=== RECORD EXCERPTS ===

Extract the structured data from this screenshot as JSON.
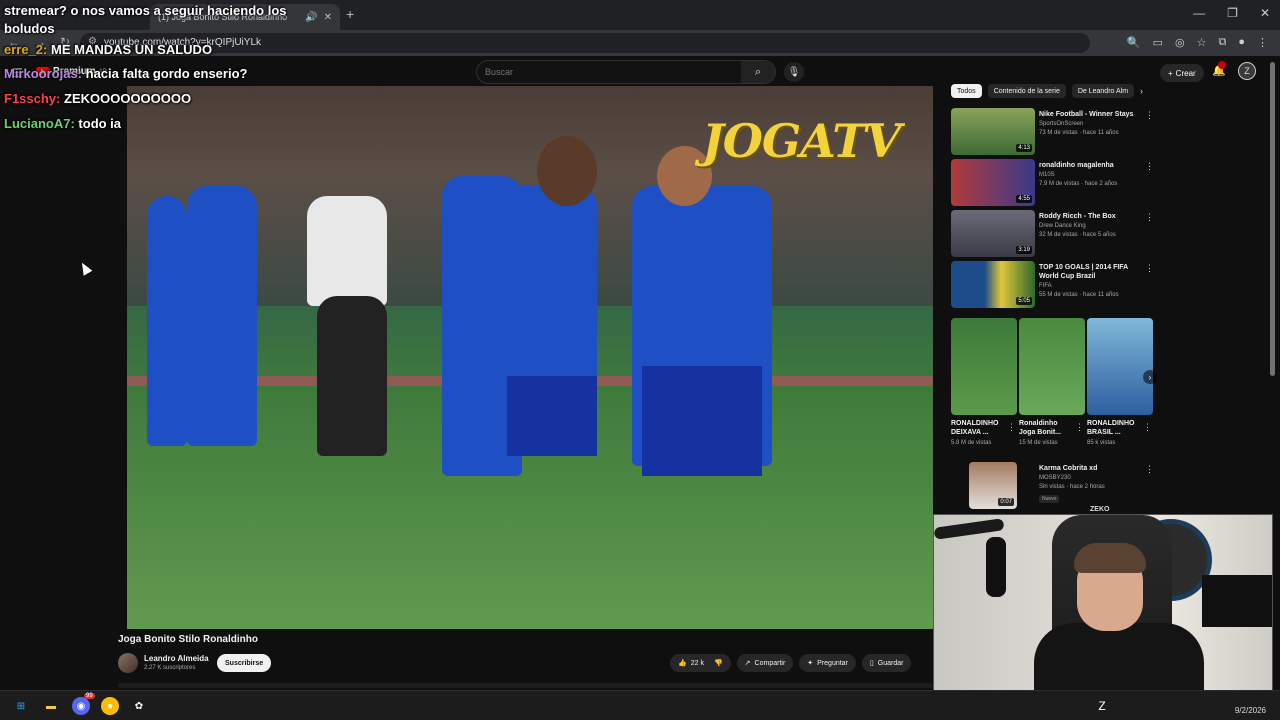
{
  "browser": {
    "tab_title": "(1) Joga Bonito Stilo Ronaldinho",
    "new_tab": "+",
    "url": "youtube.com/watch?v=krQIPjUiYLk"
  },
  "youtube": {
    "logo_text": "Premium",
    "logo_region": "AR",
    "search_placeholder": "Buscar",
    "create_label": "Crear",
    "video_overlay_text": "JOGATV",
    "video": {
      "title": "Joga Bonito Stilo Ronaldinho",
      "channel": "Leandro Almeida",
      "subscribers": "2.27 K suscriptores",
      "subscribe_label": "Suscribirse",
      "likes": "22 k",
      "share_label": "Compartir",
      "ask_label": "Preguntar",
      "save_label": "Guardar"
    },
    "chips": [
      "Todos",
      "Contenido de la serie",
      "De Leandro Alm"
    ],
    "recommendations": [
      {
        "title": "Nike Football - Winner Stays",
        "channel": "SportsOnScreen",
        "meta": "73 M de vistas · hace 11 años",
        "duration": "4:13"
      },
      {
        "title": "ronaldinho magalenha",
        "channel": "M10S",
        "meta": "7.9 M de vistas · hace 2 años",
        "duration": "4:55"
      },
      {
        "title": "Roddy Ricch - The Box",
        "channel": "Drew Dance King",
        "meta": "32 M de vistas · hace 5 años",
        "duration": "3:19"
      },
      {
        "title": "TOP 10 GOALS | 2014 FIFA World Cup Brazil",
        "channel": "FIFA",
        "meta": "55 M de vistas · hace 11 años",
        "duration": "5:05"
      }
    ],
    "shorts": [
      {
        "title": "RONALDINHO DEIXAVA ...",
        "views": "5.8 M de vistas"
      },
      {
        "title": "Ronaldinho Joga Bonit...",
        "views": "15 M de vistas"
      },
      {
        "title": "RONALDINHO BRASIL ...",
        "views": "85 k vistas"
      }
    ],
    "last_rec": {
      "title": "Karma Cobrita xd",
      "channel": "MOSBY230",
      "meta": "Sin vistas · hace 2 horas",
      "badge": "Nuevo",
      "duration": "0:07"
    }
  },
  "chat": [
    {
      "user": "",
      "text": "stremear? o nos vamos a seguir haciendo los boludos",
      "color": "#ffffff"
    },
    {
      "user": "erre_2:",
      "text": "ME MANDAS UN SALUDO",
      "color": "#daa520"
    },
    {
      "user": "Mirkoorojas:",
      "text": "hacia falta gordo enserio?",
      "color": "#b88adf"
    },
    {
      "user": "F1sschy:",
      "text": "ZEKOOOOOOOOOO",
      "color": "#ff4040"
    },
    {
      "user": "LucianoA7:",
      "text": "todo ia",
      "color": "#6bd06b"
    }
  ],
  "webcam_tag": "ZEKO",
  "taskbar": {
    "date": "9/2/2026",
    "badge": "99"
  },
  "colors": {
    "accent_red": "#ff0000",
    "background": "#0f0f0f"
  }
}
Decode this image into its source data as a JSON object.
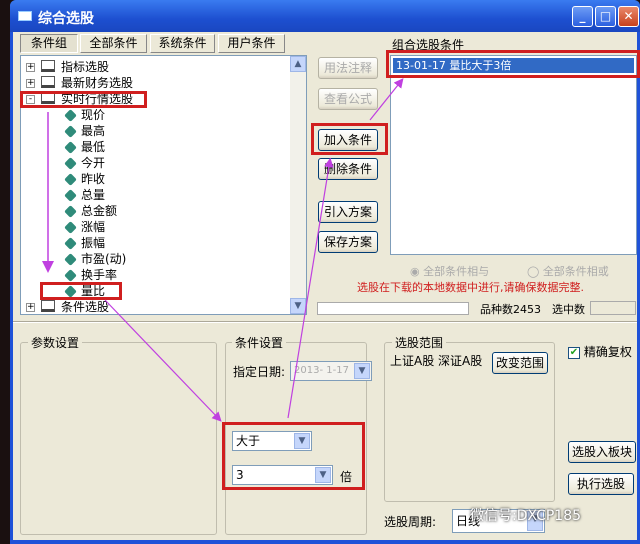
{
  "window": {
    "title": "综合选股",
    "min": "_",
    "max": "□",
    "close": "✕"
  },
  "tabs": [
    {
      "label": "条件组",
      "active": true
    },
    {
      "label": "全部条件"
    },
    {
      "label": "系统条件"
    },
    {
      "label": "用户条件"
    }
  ],
  "tree": {
    "groups": [
      {
        "label": "指标选股",
        "expander": "+"
      },
      {
        "label": "最新财务选股",
        "expander": "+"
      },
      {
        "label": "实时行情选股",
        "expander": "-"
      }
    ],
    "children": [
      "现价",
      "最高",
      "最低",
      "今开",
      "昨收",
      "总量",
      "总金额",
      "涨幅",
      "振幅",
      "市盈(动)",
      "换手率",
      "量比"
    ],
    "last_group": {
      "label": "条件选股",
      "expander": "+"
    }
  },
  "buttons": {
    "usage": "用法注释",
    "formula": "查看公式",
    "add": "加入条件",
    "remove": "删除条件",
    "import": "引入方案",
    "save": "保存方案",
    "change_range": "改变范围",
    "to_block": "选股入板块",
    "execute": "执行选股"
  },
  "combo_list": {
    "label": "组合选股条件",
    "items": [
      "13-01-17 量比大于3倍"
    ]
  },
  "radios": {
    "and": "全部条件相与",
    "or": "全部条件相或"
  },
  "warning": "选股在下载的本地数据中进行,请确保数据完整.",
  "status": {
    "count_label": "品种数",
    "count": "2453",
    "selected_label": "选中数",
    "selected": ""
  },
  "params": {
    "label": "参数设置"
  },
  "condition": {
    "label": "条件设置",
    "date_label": "指定日期:",
    "date": "2013- 1-17",
    "operator": "大于",
    "value": "3",
    "unit": "倍"
  },
  "range": {
    "label": "选股范围",
    "text": "上证A股 深证A股"
  },
  "exact_adjust": {
    "label": "精确复权",
    "checked": true
  },
  "period": {
    "label": "选股周期:",
    "value": "日线"
  },
  "watermark": "微信号:DXCP185",
  "colors": {
    "highlight": "#d01f1f",
    "arrow": "#c040e0",
    "warning": "#d01f1f",
    "selection": "#316ac5"
  }
}
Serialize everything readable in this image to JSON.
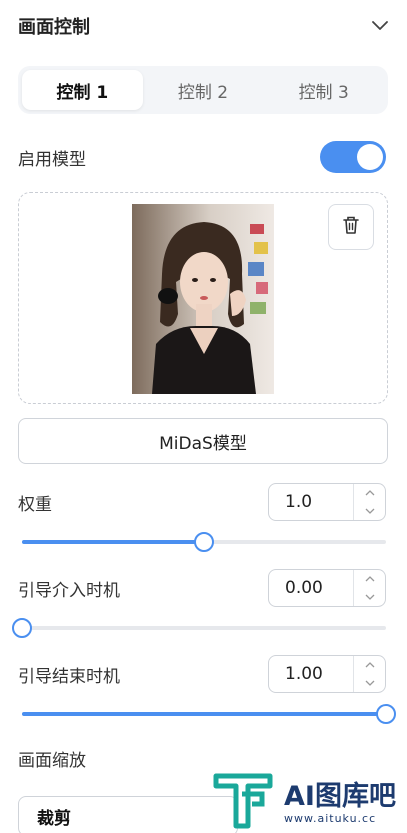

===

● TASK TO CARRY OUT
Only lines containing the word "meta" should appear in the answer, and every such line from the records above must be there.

● TASK RESULT
        "meta": "73 M de vistas · hace 11 años",
        "meta": "7.9 M de vistas · hace 2 años",
        "meta": "32 M de vistas · hace 5 años",
        "meta": "55 M de vistas · hace 11 años",
      "meta": "Sin vistas · hace 2 horas",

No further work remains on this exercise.